LSTM Home > LSTM Research > LSTM Online Archive

Community and Provider Acceptability of the COVID-19 Vaccine: A Systematic Review and Meta-analysis

Akem Dimala, Christian, Kadia, Benjamin, Nguyen, Hai and Donato, Anthony (2021) 'Community and Provider Acceptability of the COVID-19 Vaccine: A Systematic Review and Meta-analysis'. Advances in Clinical Medical Research and Healthcare Delivery, Vol 1, Issue 3.

Acceptability of the COVID-19 Vaccine_ A Systematic Review and Meta-analysis.pdf - Published Version

Download (802kB) | Preview


The novel coronavirus disease (COVID-19) vaccines may help control the current pandemic but would require immunization levels that would achieve herd immunity. This study aimed to quantify current COVID-19 vaccine acceptance rates, as well as characterize the determinants, enablers and barriers to vaccine acceptability across the globe by synthesizing published evidence.

A systematic review and meta-analysis of studies was performed on studies assessing the acceptability of a COVID-19 vaccine published between November 1st, 2019, and November 30th, 2020. PubMed, Embase and Cochrane central were searched for eligible studies. Data extracted from retained studies was analyzed using STATA statistical software. A quantitative and narrative synthesis was produced.

A total of 35 eligible articles (38 studies) involving a total of 70,997 participants across 7 regions and 35 countries were included. All studies were cross-sectional survey designs. The pooled vaccine acceptance rate across 32 studies was 71% (95% CI: 66 – 76%, p2= 99.4%, range: 29-97%). The pooled vaccine acceptance rate of parents for their children across 4 studies was 52% (95% CI: 37-67%, p2= 99.1%). Vaccine uptake was significantly higher among males (N=13 studies), older age groups (N=7), and healthcare providers (N=2). Enablers of vaccine uptake included perceived individual susceptibility to COVID-19 infection (N=11), prior influenza vaccination (N=7) and high vaccine effectiveness (N=6). The most common barriers to vaccine uptake were general negative attitudes towards vaccines/vaccine hesitancy (N=8), concerns over vaccine safety and efficacy (N=6), vaccine side effects (N=5), and misinformation or conspiracy beliefs around the experimental COVID-19 vaccines (N=2).

There is a good acceptance of COVID-19 vaccines globally despite wide variations across countries. Public health campaigns may benefit from capitalising on identified enablers and dispelling important barriers with regards to vaccine safety.

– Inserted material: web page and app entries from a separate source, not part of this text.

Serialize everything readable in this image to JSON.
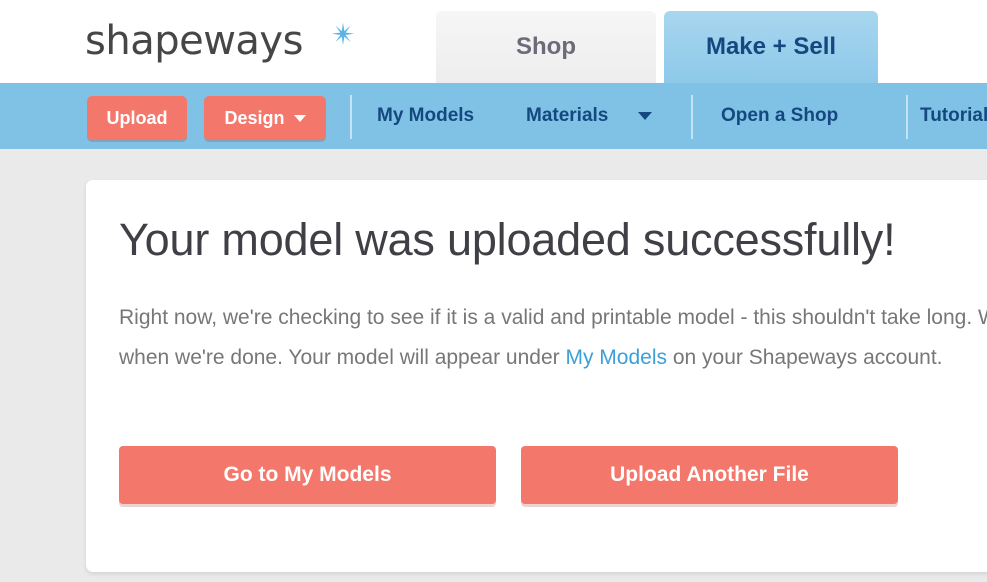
{
  "brand": {
    "name": "shapeways",
    "star_icon": "star-icon",
    "logo_color": "#464646",
    "star_color": "#5cb3e4"
  },
  "top_tabs": [
    {
      "label": "Shop",
      "active": false
    },
    {
      "label": "Make + Sell",
      "active": true
    }
  ],
  "navbar": {
    "background_color": "#7fc2e6",
    "buttons": [
      {
        "label": "Upload",
        "has_caret": false
      },
      {
        "label": "Design",
        "has_caret": true
      }
    ],
    "links": [
      {
        "label": "My Models",
        "has_caret": false
      },
      {
        "label": "Materials",
        "has_caret": true
      },
      {
        "label": "Open a Shop",
        "has_caret": false
      },
      {
        "label": "Tutorials",
        "has_caret": false
      }
    ]
  },
  "card": {
    "heading": "Your model was uploaded successfully!",
    "body_line_1": "Right now, we're checking to see if it is a valid and printable model - this shouldn't take long. We'll email you",
    "body_line_2_before": "when we're done. Your model will appear under ",
    "body_line_2_link": "My Models",
    "body_line_2_after": " on your Shapeways account.",
    "actions": [
      {
        "label": "Go to My Models"
      },
      {
        "label": "Upload Another File"
      }
    ]
  },
  "colors": {
    "accent_salmon": "#f4776b",
    "nav_blue": "#7fc2e6",
    "link_blue": "#3ba0d8",
    "page_background": "#eaeaea",
    "navy_text": "#15487f"
  }
}
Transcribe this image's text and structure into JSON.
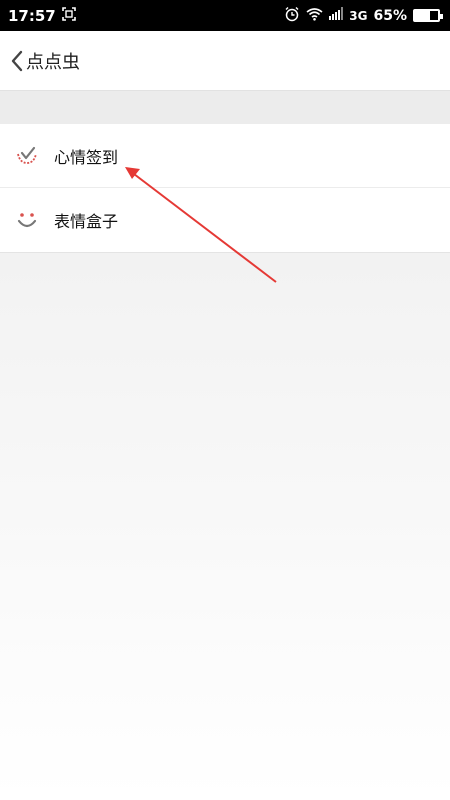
{
  "status_bar": {
    "time": "17:57",
    "network": "3G",
    "battery_percent": "65%",
    "battery_level": 0.65,
    "icons": [
      "screenshot-icon",
      "alarm-icon",
      "wifi-icon",
      "signal-icon",
      "battery-icon"
    ]
  },
  "nav": {
    "title": "点点虫"
  },
  "menu": {
    "items": [
      {
        "label": "心情签到",
        "icon": "checkmark-smile-icon"
      },
      {
        "label": "表情盒子",
        "icon": "smiley-face-icon"
      }
    ]
  },
  "annotation": {
    "color": "#e53935"
  }
}
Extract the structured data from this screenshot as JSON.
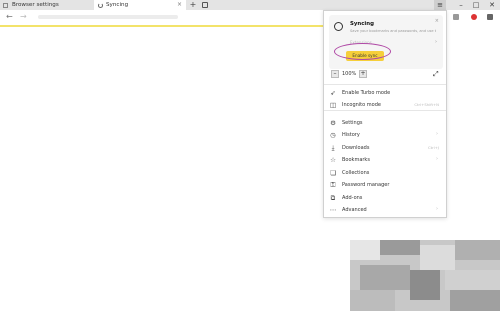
{
  "tabs": [
    {
      "title": "Browser settings",
      "active": false
    },
    {
      "title": "Syncing",
      "active": true
    }
  ],
  "tabbar": {
    "new_tab": "+"
  },
  "window": {
    "menu": "≡",
    "minimize": "–",
    "maximize": "□",
    "close": "✕"
  },
  "nav": {
    "back": "←",
    "forward": "→"
  },
  "menu": {
    "sync": {
      "title": "Syncing",
      "subtitle": "Save your bookmarks and passwords, and use them on all your devices",
      "link": "Extensions",
      "button": "Enable sync",
      "close": "×"
    },
    "zoom": {
      "minus": "–",
      "value": "100%",
      "plus": "+"
    },
    "items": [
      {
        "label": "Enable Turbo mode",
        "icon": "rocket-icon",
        "hint": ""
      },
      {
        "label": "Incognito mode",
        "icon": "mask-icon",
        "hint": "Ctrl+Shift+N"
      },
      {
        "label": "Settings",
        "icon": "gear-icon",
        "hint": ""
      },
      {
        "label": "History",
        "icon": "clock-icon",
        "hint": "›"
      },
      {
        "label": "Downloads",
        "icon": "download-icon",
        "hint": "Ctrl+J"
      },
      {
        "label": "Bookmarks",
        "icon": "star-icon",
        "hint": "›"
      },
      {
        "label": "Collections",
        "icon": "collection-icon",
        "hint": ""
      },
      {
        "label": "Password manager",
        "icon": "key-icon",
        "hint": ""
      },
      {
        "label": "Add-ons",
        "icon": "puzzle-icon",
        "hint": ""
      },
      {
        "label": "Advanced",
        "icon": "more-icon",
        "hint": "›"
      }
    ]
  },
  "colors": {
    "accent": "#f6cf3a",
    "highlight": "#b04aa6",
    "progress": "#f3e36a"
  }
}
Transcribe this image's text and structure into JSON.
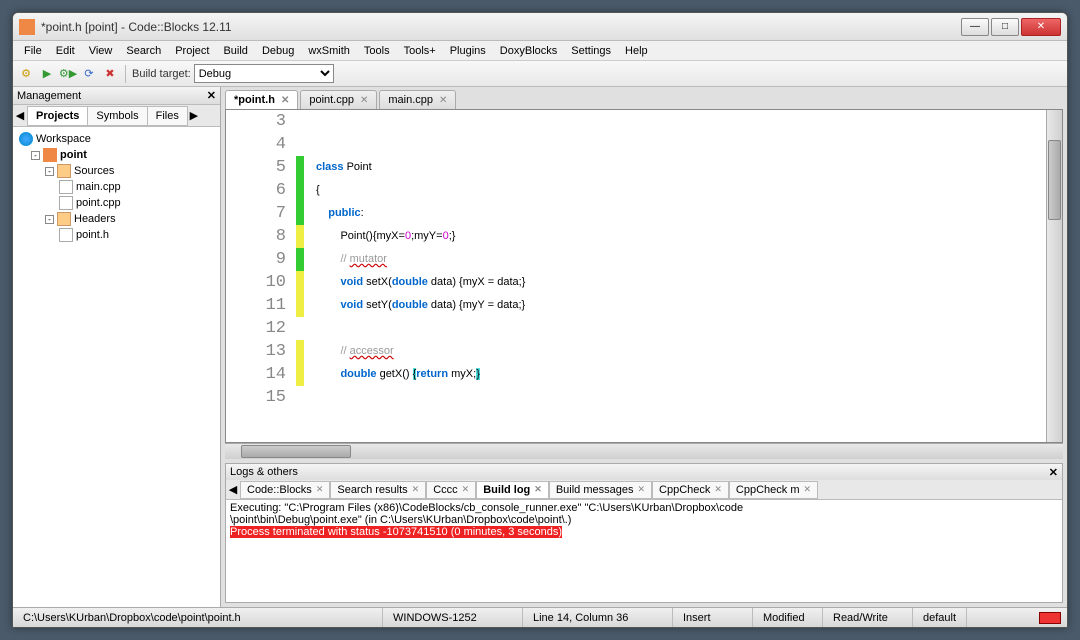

Item Type: Article
Subjects: QW Microbiology and Immunology > Immunotherapy and Hypersensitivity > QW 805 Vaccines. Antitoxins. Toxoids
QW Microbiology and Immunology > Immunotherapy and Hypersensitivity > QW 806 Vaccination
WA Public Health > WA 105 Epidemiology
WA Public Health > Statistics. Surveys > WA 900 Public health statistics
WA Public Health > Statistics. Surveys > WA 950 Theory or methods of medical statistics. Epidemiologic methods
WC Communicable Diseases > Virus Diseases > Viral Respiratory Tract Infections. Respirovirus Infections > WC 505 Viral respiratory tract infections
Faculty: Department: Clinical Sciences & International Health > Clinical Sciences Department
Digital Object Identifer (DOI):
Depositing User: Stacy Murtagh
Date Deposited: 03 Dec 2021 15:13
Last Modified: 03 Dec 2021 15:13


View details

Actions (login required)

Edit Item Edit Item